## [Your objective]
Output every entry below word for word, without its pictures.

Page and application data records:
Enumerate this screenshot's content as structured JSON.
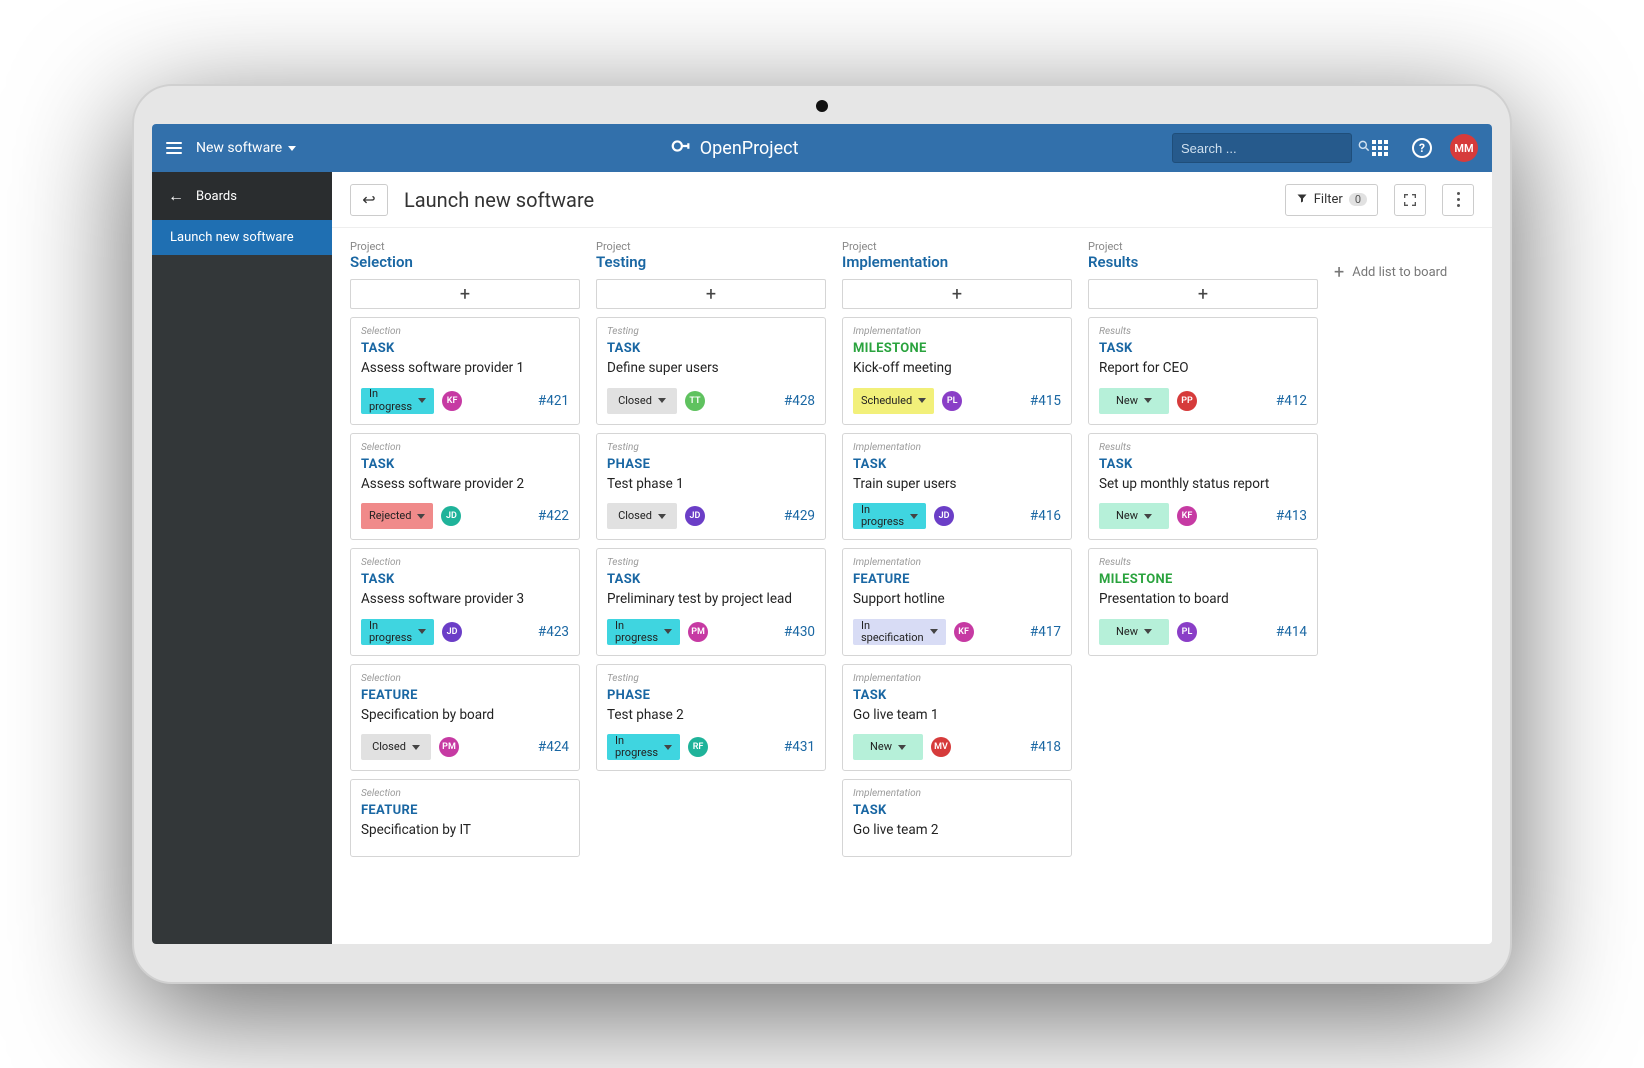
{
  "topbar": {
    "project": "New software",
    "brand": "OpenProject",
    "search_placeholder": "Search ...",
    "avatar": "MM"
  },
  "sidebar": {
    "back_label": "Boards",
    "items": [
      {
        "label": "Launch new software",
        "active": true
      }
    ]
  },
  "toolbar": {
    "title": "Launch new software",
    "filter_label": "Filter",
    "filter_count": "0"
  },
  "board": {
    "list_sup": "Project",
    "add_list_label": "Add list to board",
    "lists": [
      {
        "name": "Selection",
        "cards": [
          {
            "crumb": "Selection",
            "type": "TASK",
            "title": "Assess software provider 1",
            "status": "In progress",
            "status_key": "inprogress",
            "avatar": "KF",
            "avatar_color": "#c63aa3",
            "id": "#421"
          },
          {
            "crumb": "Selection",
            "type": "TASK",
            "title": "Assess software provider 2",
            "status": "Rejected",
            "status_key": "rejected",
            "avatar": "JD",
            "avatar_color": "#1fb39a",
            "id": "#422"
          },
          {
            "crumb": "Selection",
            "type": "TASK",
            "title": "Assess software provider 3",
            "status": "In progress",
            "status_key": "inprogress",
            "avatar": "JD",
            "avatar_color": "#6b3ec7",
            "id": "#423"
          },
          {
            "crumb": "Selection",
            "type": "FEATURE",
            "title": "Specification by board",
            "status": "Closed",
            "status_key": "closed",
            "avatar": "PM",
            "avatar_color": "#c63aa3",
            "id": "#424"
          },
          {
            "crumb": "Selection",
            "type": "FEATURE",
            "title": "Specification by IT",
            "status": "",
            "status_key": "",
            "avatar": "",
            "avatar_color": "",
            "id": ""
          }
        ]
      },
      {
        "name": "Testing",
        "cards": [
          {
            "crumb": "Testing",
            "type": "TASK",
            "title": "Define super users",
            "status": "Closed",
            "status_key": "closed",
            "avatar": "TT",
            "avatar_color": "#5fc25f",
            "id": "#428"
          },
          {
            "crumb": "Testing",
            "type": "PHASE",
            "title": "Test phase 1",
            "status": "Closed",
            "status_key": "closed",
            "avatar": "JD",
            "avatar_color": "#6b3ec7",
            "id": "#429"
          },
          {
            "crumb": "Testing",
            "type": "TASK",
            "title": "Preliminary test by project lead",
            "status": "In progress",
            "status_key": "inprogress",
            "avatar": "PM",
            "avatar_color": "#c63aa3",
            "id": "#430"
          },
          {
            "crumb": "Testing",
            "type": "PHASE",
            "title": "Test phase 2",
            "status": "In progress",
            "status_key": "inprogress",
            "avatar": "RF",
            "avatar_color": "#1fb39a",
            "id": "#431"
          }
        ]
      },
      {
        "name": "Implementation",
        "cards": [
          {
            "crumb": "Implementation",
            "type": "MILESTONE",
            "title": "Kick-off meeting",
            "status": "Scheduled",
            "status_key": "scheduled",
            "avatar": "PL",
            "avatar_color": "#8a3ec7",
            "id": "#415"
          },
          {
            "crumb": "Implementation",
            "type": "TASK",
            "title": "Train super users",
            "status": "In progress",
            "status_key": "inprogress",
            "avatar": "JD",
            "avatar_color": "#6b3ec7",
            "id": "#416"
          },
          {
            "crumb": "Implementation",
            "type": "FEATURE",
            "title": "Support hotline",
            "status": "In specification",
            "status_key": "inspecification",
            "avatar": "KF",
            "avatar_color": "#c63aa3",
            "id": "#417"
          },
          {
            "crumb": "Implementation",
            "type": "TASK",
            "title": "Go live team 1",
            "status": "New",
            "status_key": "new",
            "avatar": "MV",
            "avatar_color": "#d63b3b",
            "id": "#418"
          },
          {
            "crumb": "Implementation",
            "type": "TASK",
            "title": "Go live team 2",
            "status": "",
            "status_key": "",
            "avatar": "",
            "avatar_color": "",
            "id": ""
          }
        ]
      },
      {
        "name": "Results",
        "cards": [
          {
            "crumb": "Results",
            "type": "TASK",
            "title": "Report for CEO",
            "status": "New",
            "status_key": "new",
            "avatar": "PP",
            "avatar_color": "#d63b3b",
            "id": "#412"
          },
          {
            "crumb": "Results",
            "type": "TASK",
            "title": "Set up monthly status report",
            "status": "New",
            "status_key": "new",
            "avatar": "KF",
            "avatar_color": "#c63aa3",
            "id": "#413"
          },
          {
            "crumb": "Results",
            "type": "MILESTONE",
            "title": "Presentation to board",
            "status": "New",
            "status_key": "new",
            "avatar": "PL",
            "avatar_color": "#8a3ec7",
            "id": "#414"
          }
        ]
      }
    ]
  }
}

## [Written response]
Enumerate this screenshot's content as structured JSON.
{
  "topbar": {
    "project": "New software",
    "brand": "OpenProject",
    "search_placeholder": "Search ...",
    "avatar": "MM"
  },
  "sidebar": {
    "back_label": "Boards",
    "items": [
      {
        "label": "Launch new software",
        "active": true
      }
    ]
  },
  "toolbar": {
    "title": "Launch new software",
    "filter_label": "Filter",
    "filter_count": "0"
  },
  "board": {
    "list_sup": "Project",
    "add_list_label": "Add list to board",
    "lists": [
      {
        "name": "Selection",
        "cards": [
          {
            "crumb": "Selection",
            "type": "TASK",
            "title": "Assess software provider 1",
            "status": "In progress",
            "status_key": "inprogress",
            "avatar": "KF",
            "avatar_color": "#c63aa3",
            "id": "#421"
          },
          {
            "crumb": "Selection",
            "type": "TASK",
            "title": "Assess software provider 2",
            "status": "Rejected",
            "status_key": "rejected",
            "avatar": "JD",
            "avatar_color": "#1fb39a",
            "id": "#422"
          },
          {
            "crumb": "Selection",
            "type": "TASK",
            "title": "Assess software provider 3",
            "status": "In progress",
            "status_key": "inprogress",
            "avatar": "JD",
            "avatar_color": "#6b3ec7",
            "id": "#423"
          },
          {
            "crumb": "Selection",
            "type": "FEATURE",
            "title": "Specification by board",
            "status": "Closed",
            "status_key": "closed",
            "avatar": "PM",
            "avatar_color": "#c63aa3",
            "id": "#424"
          },
          {
            "crumb": "Selection",
            "type": "FEATURE",
            "title": "Specification by IT",
            "status": "",
            "status_key": "",
            "avatar": "",
            "avatar_color": "",
            "id": ""
          }
        ]
      },
      {
        "name": "Testing",
        "cards": [
          {
            "crumb": "Testing",
            "type": "TASK",
            "title": "Define super users",
            "status": "Closed",
            "status_key": "closed",
            "avatar": "TT",
            "avatar_color": "#5fc25f",
            "id": "#428"
          },
          {
            "crumb": "Testing",
            "type": "PHASE",
            "title": "Test phase 1",
            "status": "Closed",
            "status_key": "closed",
            "avatar": "JD",
            "avatar_color": "#6b3ec7",
            "id": "#429"
          },
          {
            "crumb": "Testing",
            "type": "TASK",
            "title": "Preliminary test by project lead",
            "status": "In progress",
            "status_key": "inprogress",
            "avatar": "PM",
            "avatar_color": "#c63aa3",
            "id": "#430"
          },
          {
            "crumb": "Testing",
            "type": "PHASE",
            "title": "Test phase 2",
            "status": "In progress",
            "status_key": "inprogress",
            "avatar": "RF",
            "avatar_color": "#1fb39a",
            "id": "#431"
          }
        ]
      },
      {
        "name": "Implementation",
        "cards": [
          {
            "crumb": "Implementation",
            "type": "MILESTONE",
            "title": "Kick-off meeting",
            "status": "Scheduled",
            "status_key": "scheduled",
            "avatar": "PL",
            "avatar_color": "#8a3ec7",
            "id": "#415"
          },
          {
            "crumb": "Implementation",
            "type": "TASK",
            "title": "Train super users",
            "status": "In progress",
            "status_key": "inprogress",
            "avatar": "JD",
            "avatar_color": "#6b3ec7",
            "id": "#416"
          },
          {
            "crumb": "Implementation",
            "type": "FEATURE",
            "title": "Support hotline",
            "status": "In specification",
            "status_key": "inspecification",
            "avatar": "KF",
            "avatar_color": "#c63aa3",
            "id": "#417"
          },
          {
            "crumb": "Implementation",
            "type": "TASK",
            "title": "Go live team 1",
            "status": "New",
            "status_key": "new",
            "avatar": "MV",
            "avatar_color": "#d63b3b",
            "id": "#418"
          },
          {
            "crumb": "Implementation",
            "type": "TASK",
            "title": "Go live team 2",
            "status": "",
            "status_key": "",
            "avatar": "",
            "avatar_color": "",
            "id": ""
          }
        ]
      },
      {
        "name": "Results",
        "cards": [
          {
            "crumb": "Results",
            "type": "TASK",
            "title": "Report for CEO",
            "status": "New",
            "status_key": "new",
            "avatar": "PP",
            "avatar_color": "#d63b3b",
            "id": "#412"
          },
          {
            "crumb": "Results",
            "type": "TASK",
            "title": "Set up monthly status report",
            "status": "New",
            "status_key": "new",
            "avatar": "KF",
            "avatar_color": "#c63aa3",
            "id": "#413"
          },
          {
            "crumb": "Results",
            "type": "MILESTONE",
            "title": "Presentation to board",
            "status": "New",
            "status_key": "new",
            "avatar": "PL",
            "avatar_color": "#8a3ec7",
            "id": "#414"
          }
        ]
      }
    ]
  }
}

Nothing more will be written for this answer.